U.K. gets its own Pirate Party

Party, which is dedicated to tech and copyright-law reform, registers with the U.K. Electoral Commission, but its numbers are small--around 250 active members so far.

Tom Espiner Special to CNET News
3 min read

The Pirate Party UK, which is dedicated to technology and copyright-law reform, has become an official political party.

The party was registered by the Electoral Commission this week, the party's leader Andrew Robinson told ZDNet UK.

"We're still in the early stages of forming the party," Robinson said Thursday. "We're still very small."

The U.K. organization has around 250 active members, Robinson said.

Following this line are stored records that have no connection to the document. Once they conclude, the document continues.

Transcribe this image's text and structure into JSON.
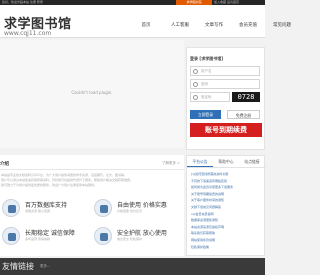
{
  "topbar": {
    "message": "您好，欢迎光临本站 注册 登录",
    "hot_label": "求学图书馆",
    "right_text": "加入收藏 设为首页"
  },
  "site": {
    "title": "求学图书馆",
    "url": "www.cqj11.com"
  },
  "nav": {
    "items": [
      {
        "label": "首页",
        "active": true
      },
      {
        "label": "人工客服",
        "active": false
      },
      {
        "label": "文章写作",
        "active": false
      },
      {
        "label": "会员充值",
        "active": false
      },
      {
        "label": "常见问题",
        "active": false
      }
    ]
  },
  "plugin": {
    "message": "Couldn't load plugin."
  },
  "login": {
    "title": "登录 [求学图书馆]",
    "username_placeholder": "用户名",
    "password_placeholder": "密码",
    "captcha_placeholder": "验证码",
    "captcha_value": "0728",
    "login_button": "立即登录",
    "register_button": "免费注册",
    "banner": "账号到期续费"
  },
  "intro": {
    "heading": "介绍",
    "more": "了解更多 >",
    "paragraphs": [
      "本站是专业的文献资料分享平台，为广大用户提供海量的学术资源，包括期刊、论文、图书等。",
      "用户可以通过本站快速获取所需资料，同时我们也提供代查代下服务，帮助用户解决文献获取难题。",
      "我们致力于为用户提供最优质的服务，欢迎广大用户注册使用本站服务。"
    ],
    "features": [
      {
        "title": "百万数据库支持",
        "desc": "海量资源 随心查阅"
      },
      {
        "title": "自由使用 价格实惠",
        "desc": "价格低廉 性价比高"
      },
      {
        "title": "长期稳定 诚信保障",
        "desc": "多年运营 值得信赖"
      },
      {
        "title": "安全护航 放心使用",
        "desc": "信息安全 隐私保护"
      }
    ]
  },
  "side": {
    "tabs": [
      {
        "label": "平台公告",
        "active": true
      },
      {
        "label": "帮助中心",
        "active": false
      },
      {
        "label": "站点链接",
        "active": false
      }
    ],
    "items": [
      "[1]如何查找所需的资料文献",
      "不同的下载渠道有哪些区别",
      "如何成为会员享受更多下载服务",
      "关于账号到期续费的说明",
      "关于客户服务时间的通知",
      "文献下载常见问题解答",
      "vip会员充值说明",
      "数据库资源更新通知",
      "本站资源来源及版权声明",
      "联系我们获取帮助",
      "网站使用条款说明",
      "隐私保护政策"
    ]
  },
  "footer": {
    "title": "友情链接",
    "sub": "更多..."
  }
}
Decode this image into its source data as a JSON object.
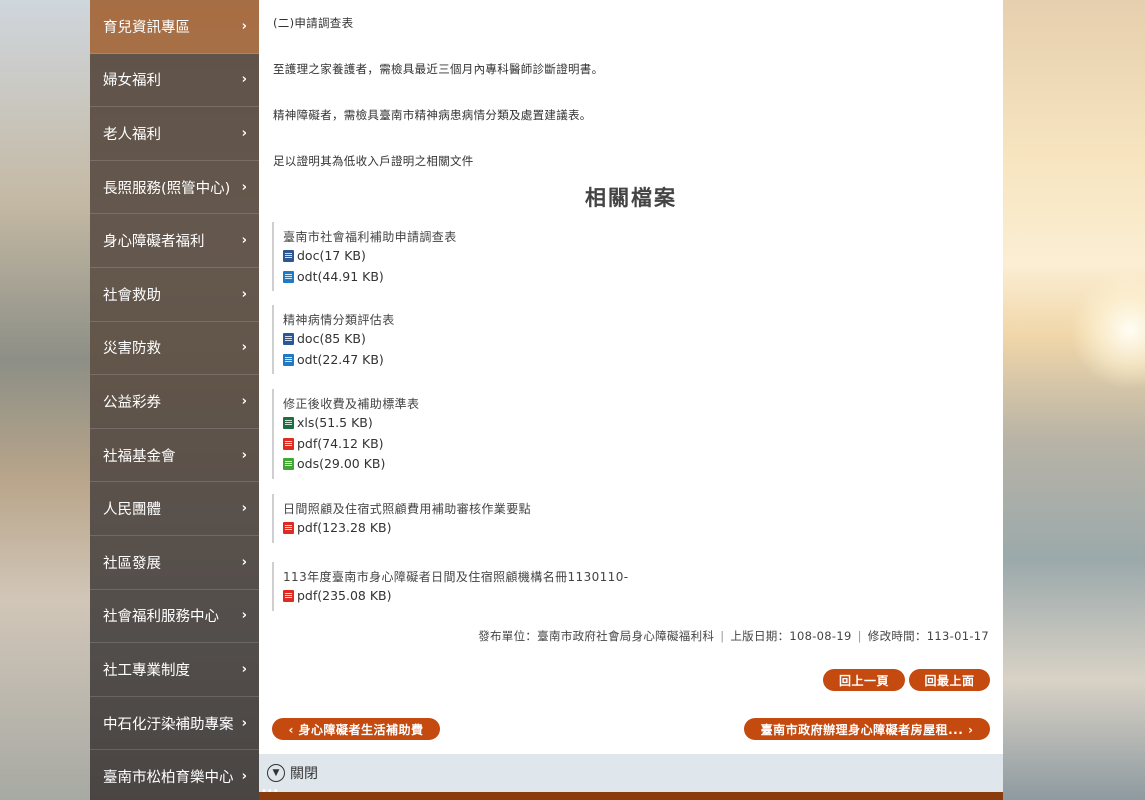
{
  "sidebar": {
    "items": [
      {
        "label": "育兒資訊專區"
      },
      {
        "label": "婦女福利"
      },
      {
        "label": "老人福利"
      },
      {
        "label": "長照服務(照管中心)"
      },
      {
        "label": "身心障礙者福利"
      },
      {
        "label": "社會救助"
      },
      {
        "label": "災害防救"
      },
      {
        "label": "公益彩券"
      },
      {
        "label": "社福基金會"
      },
      {
        "label": "人民團體"
      },
      {
        "label": "社區發展"
      },
      {
        "label": "社會福利服務中心"
      },
      {
        "label": "社工專業制度"
      },
      {
        "label": "中石化汙染補助專案"
      },
      {
        "label": "臺南市松柏育樂中心"
      }
    ],
    "chevron": "›"
  },
  "content": {
    "p1": "(二)申請調查表",
    "p2": "至護理之家養護者，需檢具最近三個月內專科醫師診斷證明書。",
    "p3": "精神障礙者，需檢具臺南市精神病患病情分類及處置建議表。",
    "p4": "足以證明其為低收入戶證明之相關文件"
  },
  "related": {
    "title": "相關檔案",
    "groups": [
      {
        "title": "臺南市社會福利補助申請調查表",
        "files": [
          {
            "icon": "doc",
            "label": "doc(17 KB)"
          },
          {
            "icon": "odt",
            "label": "odt(44.91 KB)"
          }
        ]
      },
      {
        "title": "精神病情分類評估表",
        "files": [
          {
            "icon": "doc",
            "label": "doc(85 KB)"
          },
          {
            "icon": "odt",
            "label": "odt(22.47 KB)"
          }
        ]
      },
      {
        "title": "修正後收費及補助標準表",
        "files": [
          {
            "icon": "xls",
            "label": "xls(51.5 KB)"
          },
          {
            "icon": "pdf",
            "label": "pdf(74.12 KB)"
          },
          {
            "icon": "ods",
            "label": "ods(29.00 KB)"
          }
        ]
      },
      {
        "title": "日間照顧及住宿式照顧費用補助審核作業要點",
        "files": [
          {
            "icon": "pdf",
            "label": "pdf(123.28 KB)"
          }
        ]
      },
      {
        "title": "113年度臺南市身心障礙者日間及住宿照顧機構名冊1130110-",
        "files": [
          {
            "icon": "pdf",
            "label": "pdf(235.08 KB)"
          }
        ]
      }
    ]
  },
  "meta": {
    "publisher": "發布單位：臺南市政府社會局身心障礙福利科",
    "published": "上版日期：108-08-19",
    "modified": "修改時間：113-01-17",
    "sep": "|"
  },
  "nav": {
    "back": "回上一頁",
    "top": "回最上面",
    "prev": "‹ 身心障礙者生活補助費",
    "next": "臺南市政府辦理身心障礙者房屋租... ›"
  },
  "closebar": {
    "label": "關閉",
    "icon": "chevron-down-icon"
  },
  "colors": {
    "accent": "#c44a0f",
    "sidebar_active": "#9b5a2d",
    "bottom_bar": "#8a3c0c"
  }
}
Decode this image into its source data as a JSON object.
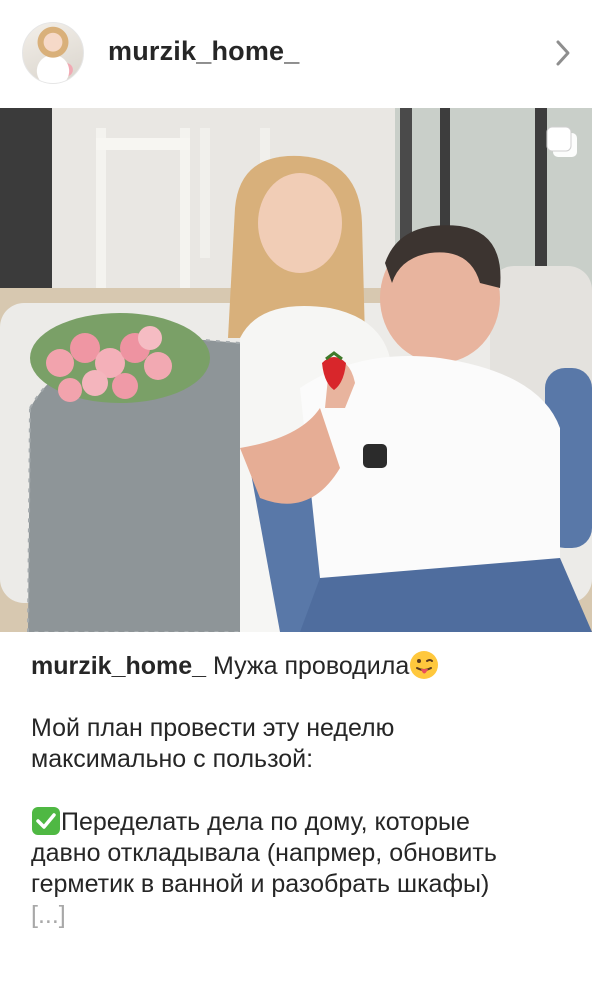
{
  "header": {
    "username": "murzik_home_",
    "avatar_icon": "profile-avatar",
    "chevron_icon": "chevron-right-icon"
  },
  "post": {
    "photo_description_icon": "photo",
    "multi_icon": "carousel-multiple-icon"
  },
  "caption": {
    "username": "murzik_home_",
    "first_text": "Мужа проводила",
    "first_emoji_icon": "tongue-out-emoji",
    "paragraph1_line1": "Мой план провести эту неделю",
    "paragraph1_line2": "максимально с пользой:",
    "check_emoji_icon": "check-mark-emoji",
    "paragraph2_line1": "Переделать дела по дому, которые",
    "paragraph2_line2": "давно откладывала (напрмер, обновить",
    "paragraph2_line3": "герметик в ванной и разобрать шкафы)",
    "more_label": "[...]"
  },
  "colors": {
    "text": "#262626",
    "muted": "#a8a8a8",
    "check_green": "#4fb843"
  }
}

Electoral Commission registration allows the party to raise funds and list Pirate Party UK candidates at the next general election, which must take place before June 2010. Similar parties elsewhere have won election victories: the Swedish Pirate Party gained a seat in the European parliament in May, while the German Pirate Party has an elected MP.

The Pirate Party UK intends to campaign before the next general election on issues such as patent and copyright reform, and freedom from excessive electronic surveillance.

It is proposing an exemption from copyright law for noncommercial file-sharing, which is essentially an extension of fair use. Under U.K. copyright law, fair use allows organizations such as schools and news agencies to use parts of a copyrighted work.

In May, government advisers estimated there were 7 million file-sharers in the UK. The government's Digital Britain report, released in June, put forward a statutory maximum fine of 50,000 pounds ($83,000) for copyright infringement.

"The government is saying that there are 7 million people that share files in Britain, and that file-sharers should be punished with a maximum fine of 50,000 pounds," said Robinson. "The fact that the government has threatened to bankrupt up to 10 percent of the population shows the need for a party that understands technology."

The party will press for the length of the copyright on works to be reduced from the life of the owner plus 70 years to a shorter term, said Robinson. Its membership has not yet voted on what the shorter copyright term should be.

One major campaign platform will be the reform of patent law to prevent one company building up significant market power in products such as medicines. "Monopolies maintained by companies producing life-saving drugs mean people are dying, as they can't afford (treatment)," said Robinson.

The party will also campaign to reform electronic surveillance laws, which will include defining which types of deep packet inspection and surveillance are allowed. Robinson offered Google Street View and behavioral ad-monitoring company Phorm as examples of technology not covered by U.K. law.

"Current law isn't taking into account advances in technology such as Street View," said Robinson. "There's no law to say it's OK to take pictures of streets, but not the inside of houses. Phorm is too much like surveillance. We're saying there needs to be a set of laws to handle technology such as Phorm and Street View."

Surveillance by government agencies, including the proposed Interception Modernisation Programme, must be made as transparent as possible, according to the Pirate Party UK. "We would like to expand the Freedom of Information Act so government information is published by default, unless there are security issues," said Robinson.

At the moment, the Pirate Party UK is recruiting members and seeking donations, and it aims to field as many candidates as it can at the next general election, Robinson said. The party leader intends to stand for election in either the Worcester or West Worcestershire constituencies.

The Pirate Party UK has no formal connection with similar parties around the world. "There are very informal links--we talk to each other," said Robinson. "We are structurally and financially independent."

There are 24 Pirate Party organizations around the world.

Tom Espiner ZDNet UK reported from London.